Just when I was learning to love the V7 Classic and its gentle take on motorcycling life, it has been snatched away from me. Moto Guzzi have reclaimed it, and sent it on a far more glamourous mission: it must now provide post-test transport for a celebrity.
Yes, my humble V7 is currently ferrying Gill Halfpenny between her beautiful celebrity home and whatever it is she does.
I think she’s an actress, so you’ll probably see her turning up at the Oscars on the Classic. And if you’re reading this Gill, the rear tyre’s squared off and I left a sandwich in the tailpack.
My replacement machine is the Griso SE. This is a vast, snarling behemoth of a motorcycle that instills fear and awe in its rider – well, it does if, like me, you’re used to a V7 Classic.
The contrast is striking. To start with, the Griso looks like a much more expensive bike (which it is, to the tune of £3204). Good quality Marzocchi suspension and Brembo brakes, digital clocks, lustrous paint and that colossal 1064cc V-twin centerpiece put the Griso in different league to the 750cc Classic.

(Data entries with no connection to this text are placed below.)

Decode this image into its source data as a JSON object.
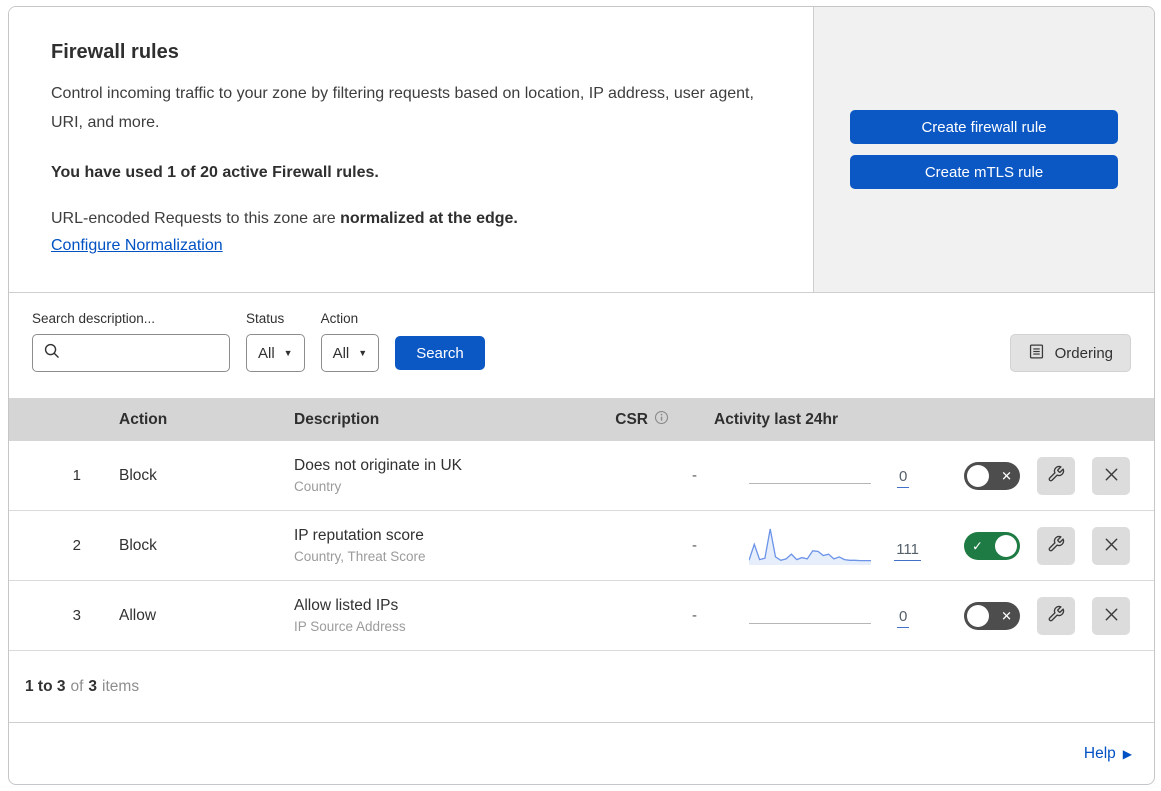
{
  "header": {
    "title": "Firewall rules",
    "description": "Control incoming traffic to your zone by filtering requests based on location, IP address, user agent, URI, and more.",
    "usage_bold": "You have used 1 of 20 active Firewall rules.",
    "normalization_prefix": "URL-encoded Requests to this zone are ",
    "normalization_bold": "normalized at the edge.",
    "normalization_link": "Configure Normalization",
    "create_firewall_label": "Create firewall rule",
    "create_mtls_label": "Create mTLS rule"
  },
  "filters": {
    "search_label": "Search description...",
    "search_value": "",
    "status_label": "Status",
    "status_value": "All",
    "action_label": "Action",
    "action_value": "All",
    "search_button": "Search",
    "ordering_button": "Ordering"
  },
  "table": {
    "columns": {
      "action": "Action",
      "description": "Description",
      "csr": "CSR",
      "activity": "Activity last 24hr"
    },
    "rows": [
      {
        "num": "1",
        "action": "Block",
        "description": "Does not originate in UK",
        "criteria": "Country",
        "csr": "-",
        "activity_count": "0",
        "enabled": false,
        "sparkline": false
      },
      {
        "num": "2",
        "action": "Block",
        "description": "IP reputation score",
        "criteria": "Country, Threat Score",
        "csr": "-",
        "activity_count": "111",
        "enabled": true,
        "sparkline": true
      },
      {
        "num": "3",
        "action": "Allow",
        "description": "Allow listed IPs",
        "criteria": "IP Source Address",
        "csr": "-",
        "activity_count": "0",
        "enabled": false,
        "sparkline": false
      }
    ]
  },
  "footer": {
    "range_bold": "1 to 3",
    "of_text": "of",
    "total_bold": "3",
    "items_text": "items"
  },
  "help": {
    "label": "Help"
  },
  "icons": {
    "caret_down": "▼",
    "check": "✓",
    "cross": "✕",
    "help_arrow": "▶"
  },
  "colors": {
    "primary_blue": "#0b57c4",
    "link_blue": "#0051c3",
    "toggle_on_green": "#1e7b44",
    "toggle_off_gray": "#4d4d4d",
    "table_header_gray": "#d5d5d5",
    "panel_gray": "#f1f1f1",
    "sparkline_blue": "#6b93e8",
    "sparkline_fill": "rgba(107,147,232,0.16)"
  },
  "chart_data": {
    "type": "line",
    "title": "Activity last 24hr sparkline (rule 2: IP reputation score)",
    "xlabel": "last 24 hours (unlabeled)",
    "ylabel": "requests (unlabeled)",
    "x": [
      1,
      2,
      3,
      4,
      5,
      6,
      7,
      8,
      9,
      10,
      11,
      12,
      13,
      14,
      15,
      16,
      17,
      18,
      19,
      20,
      21,
      22,
      23,
      24
    ],
    "values": [
      8,
      55,
      10,
      14,
      100,
      18,
      8,
      12,
      26,
      10,
      16,
      12,
      36,
      34,
      22,
      26,
      12,
      18,
      10,
      8,
      8,
      7,
      7,
      7
    ],
    "total_label": "111",
    "grid": false,
    "legend": false
  }
}
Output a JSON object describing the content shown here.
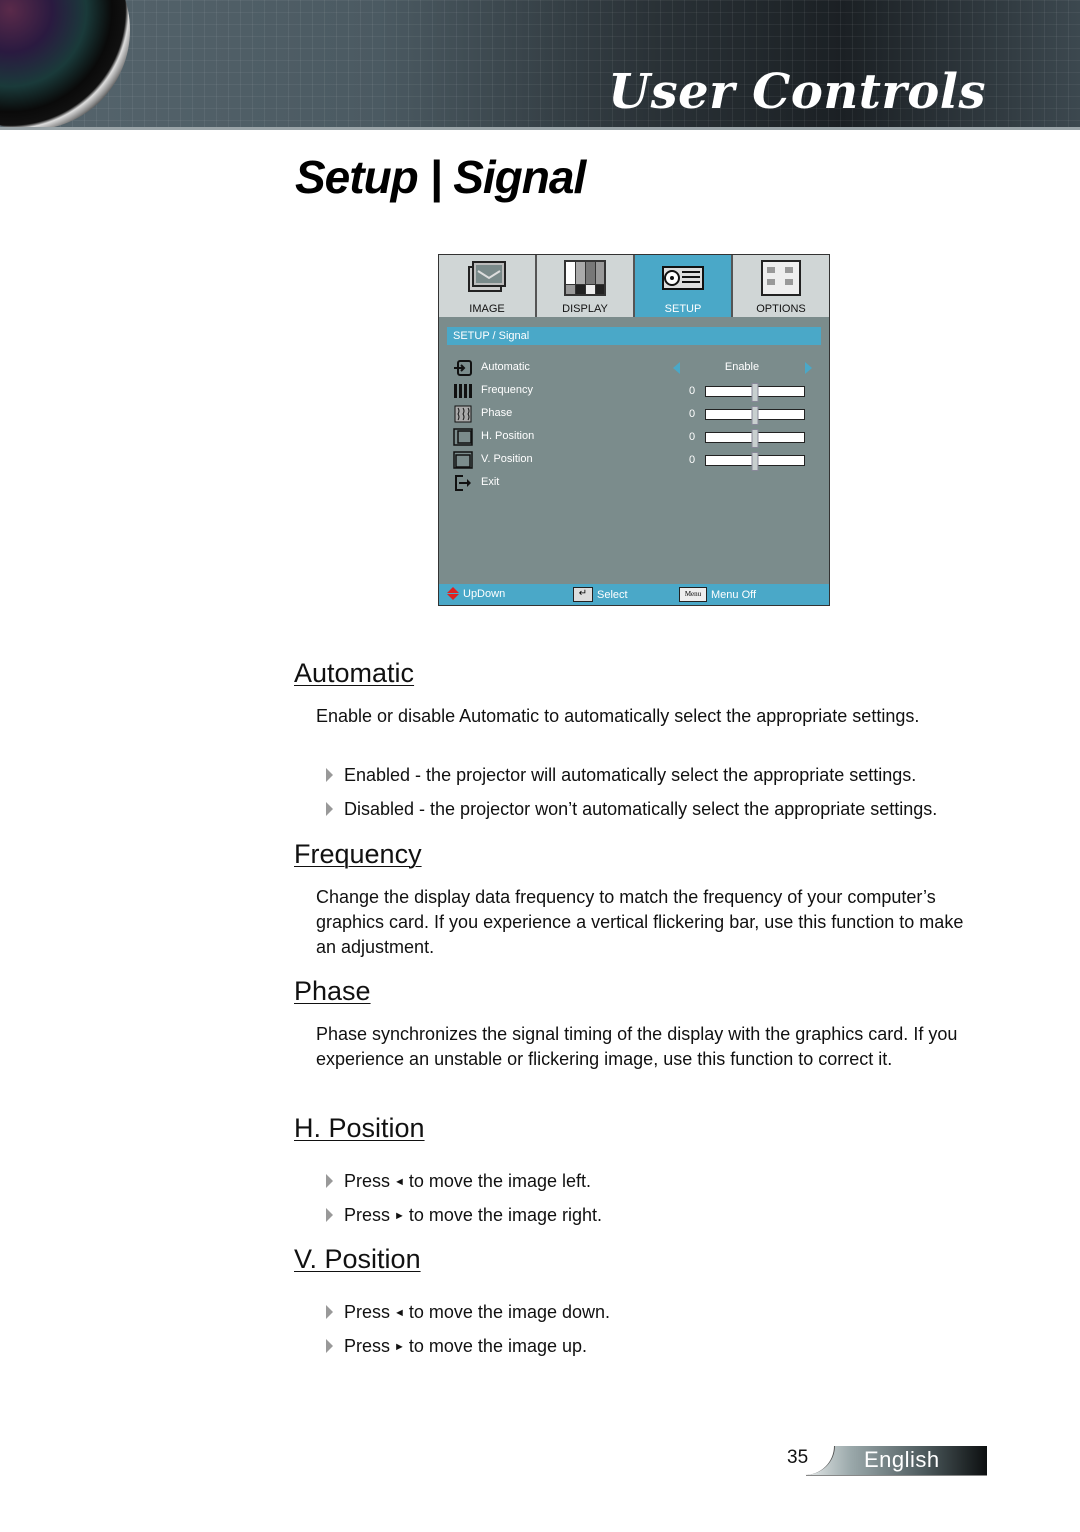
{
  "header": {
    "section_title": "User Controls"
  },
  "page_title": "Setup | Signal",
  "osd": {
    "tabs": [
      {
        "label": "IMAGE",
        "icon": "image-icon",
        "active": false
      },
      {
        "label": "DISPLAY",
        "icon": "display-icon",
        "active": false
      },
      {
        "label": "SETUP",
        "icon": "projector-icon",
        "active": true
      },
      {
        "label": "OPTIONS",
        "icon": "options-icon",
        "active": false
      }
    ],
    "breadcrumb": "SETUP / Signal",
    "rows": [
      {
        "label": "Automatic",
        "icon": "input-icon",
        "value": "Enable"
      },
      {
        "label": "Frequency",
        "icon": "frequency-icon",
        "value": "0",
        "slider": 0.5
      },
      {
        "label": "Phase",
        "icon": "phase-icon",
        "value": "0",
        "slider": 0.5
      },
      {
        "label": "H. Position",
        "icon": "h-position-icon",
        "value": "0",
        "slider": 0.5
      },
      {
        "label": "V. Position",
        "icon": "v-position-icon",
        "value": "0",
        "slider": 0.5
      },
      {
        "label": "Exit",
        "icon": "exit-icon"
      }
    ],
    "footer": {
      "updown": "UpDown",
      "select": "Select",
      "menu_key": "Menu",
      "menu_off": "Menu Off"
    },
    "colors": {
      "accent": "#4aa8c8",
      "panel": "#7b8c8c"
    }
  },
  "sections": {
    "automatic": {
      "heading": "Automatic",
      "text": "Enable or disable Automatic to automatically select the appropriate settings.",
      "bullets": [
        "Enabled - the projector will automatically select the appropriate settings.",
        "Disabled - the projector won’t automatically select the appropriate settings."
      ]
    },
    "frequency": {
      "heading": "Frequency",
      "text": "Change the display data frequency to match the frequency of your computer’s graphics card. If you experience a vertical flickering bar, use this function to make an adjustment."
    },
    "phase": {
      "heading": "Phase",
      "text": "Phase synchronizes the signal timing of the display with the graphics card. If you experience an unstable or flickering image, use this function to correct it."
    },
    "h_position": {
      "heading": "H. Position",
      "bullets": [
        {
          "pre": "Press",
          "symbol": "◄",
          "post": "to move the image left."
        },
        {
          "pre": "Press",
          "symbol": "►",
          "post": "to move the image right."
        }
      ]
    },
    "v_position": {
      "heading": "V. Position",
      "bullets": [
        {
          "pre": "Press",
          "symbol": "◄",
          "post": "to move the image down."
        },
        {
          "pre": "Press",
          "symbol": "►",
          "post": "to move the image up."
        }
      ]
    }
  },
  "footer": {
    "page_number": "35",
    "language": "English"
  }
}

The engine in particular is fascinating to look at. Obviously there’s the traditional Guzzi transverse V, but below on the right is what looks like a giant industrial CD changer. It’s an oil cooler, and along with the boxy sump it gives the engine a dramatic cuboid look.
Whether you like it or not, you’ve got to admire Guzzi’s design effort – on most bikes that oil cooler would be dangling in the breeze somewhere.

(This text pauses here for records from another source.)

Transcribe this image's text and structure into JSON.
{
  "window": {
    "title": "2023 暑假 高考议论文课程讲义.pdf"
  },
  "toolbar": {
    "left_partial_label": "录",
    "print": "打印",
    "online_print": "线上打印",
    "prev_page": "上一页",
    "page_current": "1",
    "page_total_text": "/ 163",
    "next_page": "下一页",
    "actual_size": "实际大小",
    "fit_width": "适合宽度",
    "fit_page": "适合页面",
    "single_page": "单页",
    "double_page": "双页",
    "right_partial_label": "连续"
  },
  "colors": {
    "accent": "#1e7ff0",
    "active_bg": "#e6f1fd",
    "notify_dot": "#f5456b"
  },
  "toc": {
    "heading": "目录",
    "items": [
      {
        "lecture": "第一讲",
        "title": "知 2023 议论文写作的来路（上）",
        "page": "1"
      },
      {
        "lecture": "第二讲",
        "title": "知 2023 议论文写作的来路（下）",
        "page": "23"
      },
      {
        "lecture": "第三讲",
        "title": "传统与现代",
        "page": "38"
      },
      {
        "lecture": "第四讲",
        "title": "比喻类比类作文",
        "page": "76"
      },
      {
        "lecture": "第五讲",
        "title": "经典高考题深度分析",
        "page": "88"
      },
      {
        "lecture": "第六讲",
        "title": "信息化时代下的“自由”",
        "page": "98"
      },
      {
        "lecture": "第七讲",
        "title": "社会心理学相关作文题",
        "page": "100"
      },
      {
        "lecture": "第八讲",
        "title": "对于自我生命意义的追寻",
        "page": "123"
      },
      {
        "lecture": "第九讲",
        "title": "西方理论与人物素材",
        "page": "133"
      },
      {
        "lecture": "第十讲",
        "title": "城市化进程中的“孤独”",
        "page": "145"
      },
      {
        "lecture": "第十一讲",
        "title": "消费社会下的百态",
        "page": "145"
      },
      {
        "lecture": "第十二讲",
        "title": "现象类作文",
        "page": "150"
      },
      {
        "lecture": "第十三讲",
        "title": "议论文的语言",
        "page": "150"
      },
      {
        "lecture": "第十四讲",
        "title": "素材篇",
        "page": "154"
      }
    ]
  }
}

When I get in the saddle the differences become even more apparent…
Moto Guzzi Griso SE, £9878
Power (claimed): 110bhp
Torque (claimed): 80ftlb
Weight (claimed): 231kg